What is Change Fatigue?

Change fatigue is our natural response to the overwhelm of our natural ability to respond and adapt to the change around us.

It occurs when we've reached the end of our 'adaptive capacity' - that ability we all have to cope when we have uncertainty in our lives for a short time. After that short time has expired, we need to rest and restore to be able to continue to respond in the same way.

We become change fatigued when uncertainty and unpredictability become the norm and we exceed that capacity to cope. Constant change leaves us with a fatigued system, and lots of outward and inward signs of stress and overwhelm.

What does Change Fatigue look like?

Change Fatigue looks different on everyone, but as leaders and team members you are probably fairly familiar with the most common signs of change fatigue:

  • Low/no motivation

  • Big feelings about small things

  • Low energy

  • Avoiding making decisions

  • Frustration

  • Blame and negativity

  • Low productivity

  • High turnover

Sound familiar?

There's nothing abnormal, unnatural or strange about experiencing change fatigue. In fact, it's the most natural and sensible response in the world.

When overloaded, the brain needs to press the brakes and preserve resources. In other words, to protect us.

Managing this natural response

Recognising the challenge in our organisations, leaders, teams and individuals is only the start.

Creating a sense of understanding of self, capability and systems to support and long term methods to help manage our internal resources is vital to making the change we experience today more manageable.

There is a role for each individual, our leaders, teams, and the organisation to play is reducing the impact of Change Fatigue.

Learn more

Want to know more about the impact of Change Fatigue, and the types of change that causes the most fatigue?

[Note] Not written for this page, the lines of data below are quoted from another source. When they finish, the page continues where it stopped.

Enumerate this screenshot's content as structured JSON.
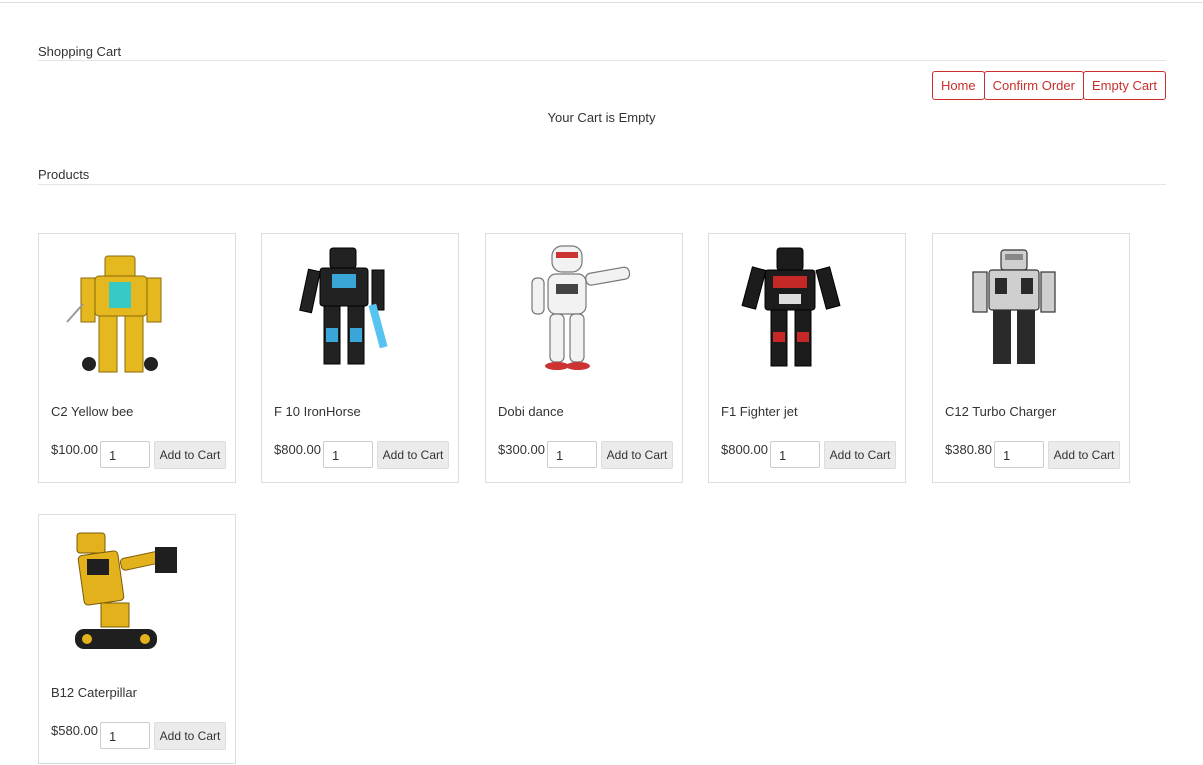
{
  "cart": {
    "title": "Shopping Cart",
    "buttons": {
      "home": "Home",
      "confirm": "Confirm Order",
      "empty": "Empty Cart"
    },
    "empty_message": "Your Cart is Empty"
  },
  "products": {
    "title": "Products",
    "add_label": "Add to Cart",
    "items": [
      {
        "name": "C2 Yellow bee",
        "price": "$100.00",
        "qty": "1"
      },
      {
        "name": "F 10 IronHorse",
        "price": "$800.00",
        "qty": "1"
      },
      {
        "name": "Dobi dance",
        "price": "$300.00",
        "qty": "1"
      },
      {
        "name": "F1 Fighter jet",
        "price": "$800.00",
        "qty": "1"
      },
      {
        "name": "C12 Turbo Charger",
        "price": "$380.80",
        "qty": "1"
      },
      {
        "name": "B12 Caterpillar",
        "price": "$580.00",
        "qty": "1"
      }
    ]
  },
  "colors": {
    "accent": "#c9302c",
    "button_bg": "#ebebeb",
    "border": "#dddddd"
  }
}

Or perhaps you're ready to Connect with your People to create safety and support for this natural response?

Recent Posts

See All


bottom of page